TEMPTED TO CHUCKLE at Hong Kong women who have pampered dogs which they hand-carry to expensive grooming and manicure services? Historians have discovered that such activities have a long history—and in ancient times there were even centers where Chinese noblewomen could get their pets’ fur trimmed and their claws dyed.
How do we know this? From old history books and from paintings. Even one of the country’s most famous bad guys, the notorious Qin Hui (秦檜), a powerful minister known for treason, had a treasured cat in his home. This was during the period of the Southern Song Dynasty (1127 to 1279).
One day his six-year-old granddaughter reported to him that the cat had gone missing. It was a yellow and white breed known at the time as a “lion cat”. Qin ordered his servants to search the whole of Lin’an City (臨安城, modern day Hangzhou), to find it. Servants drew hundreds of pictures of the cat and posted them in the downtown area. Finally they took more than one hundred lion cats back to Qin’s mansion but none of them was the right one. In the end, the mayor bought a similar-looking cat and presented it to the family.
This story, recorded in an ancient text called “Notes on the West Lake” (西湖遊覽志), revealed the use of pedigree cats as pets during that ancient period.
But Chinese people had kept cats for at least a thousand years earlier. A minister during the reign of Emperor Wudi of the Han Dynasty (202BC to 220AD) is known for a wise saying: “If you want to catch mice, the fastest horse is worse then a lame cat.” This suggests that cats’ ability to keep a home clear of rodents had been recognized for 2,000 years.
DOGS WERE LOVED, TOO
And what about cute dogs? Small-breed dogs became the pets of noblewomen no later than Tang Dynasty (618-907AD).
Small breed dogs can be seen in the masterpiece “Court Ladies Adorned by Floral Ornament” (簪花仕女圖) painted by Zhou Fang (周昉). It depicted the daily life of Tang Dynasty noblewomen, and two pet dogs are very conspicuous. This species of small dog was named after their home place “Fulin” (拂菻, the Chinese name for the Eastern Roman Empire).
In the early Tang Dynasty, Fulin were brought into the capital from the Western Regions. The dogs were so expensive that only noblewomen or court ladies could afford.
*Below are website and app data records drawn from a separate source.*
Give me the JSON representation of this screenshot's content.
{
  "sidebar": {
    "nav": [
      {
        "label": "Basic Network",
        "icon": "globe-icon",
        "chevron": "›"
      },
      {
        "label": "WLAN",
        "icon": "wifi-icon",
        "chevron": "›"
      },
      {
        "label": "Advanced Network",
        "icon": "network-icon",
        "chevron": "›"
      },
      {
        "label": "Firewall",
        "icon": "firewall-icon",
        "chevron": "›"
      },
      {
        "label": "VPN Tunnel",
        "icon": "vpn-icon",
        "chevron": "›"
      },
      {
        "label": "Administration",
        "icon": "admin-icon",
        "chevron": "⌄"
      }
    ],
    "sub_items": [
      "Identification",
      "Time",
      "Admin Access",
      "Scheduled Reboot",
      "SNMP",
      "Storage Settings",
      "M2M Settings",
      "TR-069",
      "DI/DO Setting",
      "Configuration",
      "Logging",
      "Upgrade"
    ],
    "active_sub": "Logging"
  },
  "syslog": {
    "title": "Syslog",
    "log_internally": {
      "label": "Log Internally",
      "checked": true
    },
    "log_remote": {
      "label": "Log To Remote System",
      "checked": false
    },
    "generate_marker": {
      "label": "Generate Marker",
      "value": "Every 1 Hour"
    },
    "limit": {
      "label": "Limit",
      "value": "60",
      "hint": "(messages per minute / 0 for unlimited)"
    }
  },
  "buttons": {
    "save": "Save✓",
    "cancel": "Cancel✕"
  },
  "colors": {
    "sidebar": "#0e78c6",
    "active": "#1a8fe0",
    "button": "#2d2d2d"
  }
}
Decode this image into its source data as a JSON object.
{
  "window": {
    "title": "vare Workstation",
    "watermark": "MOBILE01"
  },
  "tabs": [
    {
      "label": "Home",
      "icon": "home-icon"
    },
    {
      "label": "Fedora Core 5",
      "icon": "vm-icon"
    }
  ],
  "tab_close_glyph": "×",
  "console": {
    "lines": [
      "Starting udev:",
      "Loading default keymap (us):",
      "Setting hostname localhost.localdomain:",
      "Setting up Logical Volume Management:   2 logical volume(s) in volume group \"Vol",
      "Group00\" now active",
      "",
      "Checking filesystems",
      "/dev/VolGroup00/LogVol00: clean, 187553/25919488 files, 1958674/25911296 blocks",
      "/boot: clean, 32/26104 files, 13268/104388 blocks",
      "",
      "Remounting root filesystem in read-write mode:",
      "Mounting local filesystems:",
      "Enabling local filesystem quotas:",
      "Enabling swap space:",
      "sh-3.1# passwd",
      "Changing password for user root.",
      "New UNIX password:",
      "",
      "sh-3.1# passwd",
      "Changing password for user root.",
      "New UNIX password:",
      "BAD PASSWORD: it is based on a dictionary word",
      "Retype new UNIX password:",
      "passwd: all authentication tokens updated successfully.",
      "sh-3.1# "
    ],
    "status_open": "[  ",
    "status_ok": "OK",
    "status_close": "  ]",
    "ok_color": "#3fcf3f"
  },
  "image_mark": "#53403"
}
It was written in “Old Book of Tang” (舊唐書) that “these dogs were [20 cm] tall and about [30 cm] long. They were so clever that they can lead horses and hold small objects in mouths. Fulin began to exist in Central Plain since this time.”
In the following regnal period, the Northern Song Dynasty (960 to 1127AD), pet dogs became very common in civilian families. Pet markets flourished on the streets. According to a book called “Reminiscences of The Eastern Capital” (東京夢華錄) written by Meng Yuanlao (孟元老), “pets markets surrounding the Royal Temple in capital opened five times a month. In the markets, people can buy pets like cats and dogs or other exotic animals”.
There were even business offering grooming services for cats and dogs, just as you find in modern urban centers today. But even then, so long ago, some people enjoyed doing the grooming themselves. Zhou Mi (周密), a diminished official, wrote a book in which he described young women, especially Arabian girls living in Kaifeng (開封, Northern Song’s capital), as being were fond of using balsamines (plants which produced a semi-permanent orange ink) to dye the nails of their pet dogs: yes, manicure services for pampered pooches a thousand years ago.
People in the Song Dynasty, 900 years ago, divided cats into two groups: mouse-hunters and pets. Although the mouse-hunters were respected for their work, the much-loved pets got more care from their owners. As mentioned above, the most sought after cats were the lion cats, with their white and yellow fur color. Many bureaucrats kept lion cats in their mansions and had servants to take care of them.
Lu You (陸遊), the famous poet of the Southern Song, even recorded the cute names he gave his pet cats, such as Pink Nose, Snow White, and Little Tiger.
Today, pictures of cute cats and dogs may be among the most popular items on the Internet – but their attractiveness to humans in this part of the world has been acknowledged for a long time.
Main image, top right is by Anthony Tran/ Unsplash. Painting on the left is a Qing Dynasty image of a lady holding a dog